Mexico

imported oxygen concentrators, a crucial device at a certain stage for Covid-19 patients, worth 259.6 million dollars from January to November 2020, a year-on-year increase of 103.1%, according to statistics from the Ministry of Economy.

These products are devices designed to concentrate oxygen from ambient air and deliver the concentrated oxygen, typically through an attached nasal cannula (or tips), to a patient requiring oxygen therapy. They differ from the oxygen plant in that they deliver oxygen directly to patients according to their specific needs.

In the first 11 months of 2020, Mexican imports of oxygen concentrators came mainly from the United States (90.2 million dollars), China (61.5 million), New Zealand (16.8 million), the Dominican Republic (13 million) and Germany ( 10.5 million).

Mexico’s economy contracted 9.6% in the first nine months of 2020, reflecting the effects of the pandemic on the economy in general and including, in particular, an increase in unemployment and underemployment and lower consumer demand in the short term.

Until this Tuesday, in Mexico there have been 1 million 788,905 accumulated confirmed cases and 152,016 deaths caused by the new coronavirus, being one of the most affected nations.

Mexico ranked as the world’s 15th importer of oxygen concentrators in 2019 and, at the same time, as the seventh exporter of these products. In the accumulated to November 2020, its external sales totaled 446.3 million dollars, for which it obtained a surplus of 186.7 million.

Oxygen concentrators

The United States (the world’s largest importer) was the main destination for Mexican exports of oxygen concentrators, with 392.6 million dollars, followed by the United Kingdom (45.8 million) and Germany (3.1 million).

The statistics also include ozone or aerosol therapy devices, and other respiratory therapy devices.

Inogen Company estimates that approximately 3 million patients in the United States used long-term oxygen therapy in 2018, based on traditional Medicare fee-for-service data from 2018, data from commercial payers, and the company’s own estimate of the size of Additional patient populations, such as Retail Sales and Veterans Administration Population.

While there is no single up-to-date source for long-term oxygen therapy market data, this market size estimate is based on recent analysis that Inogen conducted with the help of a third party and certain internal estimates.

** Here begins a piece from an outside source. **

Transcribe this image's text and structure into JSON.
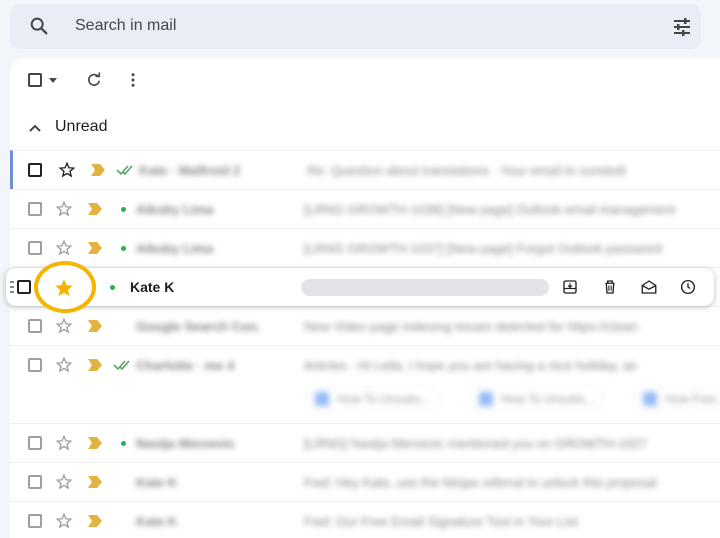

Since the outbreak of the pandemic, the world’s governments have adopted a series of protective measures to slow the progression of the virus and prevent the collapse of the health system.

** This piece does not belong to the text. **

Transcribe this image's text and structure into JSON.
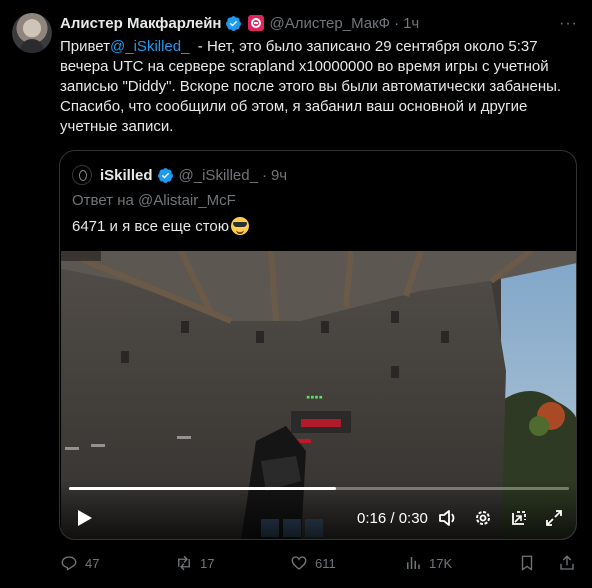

There is currently a shortage of oxygen concentrators in Mexico, due to the high demand driven by the growing positive cases of Covid-19.

Overall, the Covid-19 pandemic has had a negative impact on the global economy, disrupted consumer spending and global supply chains, and created significant volatility and disruption in financial markets.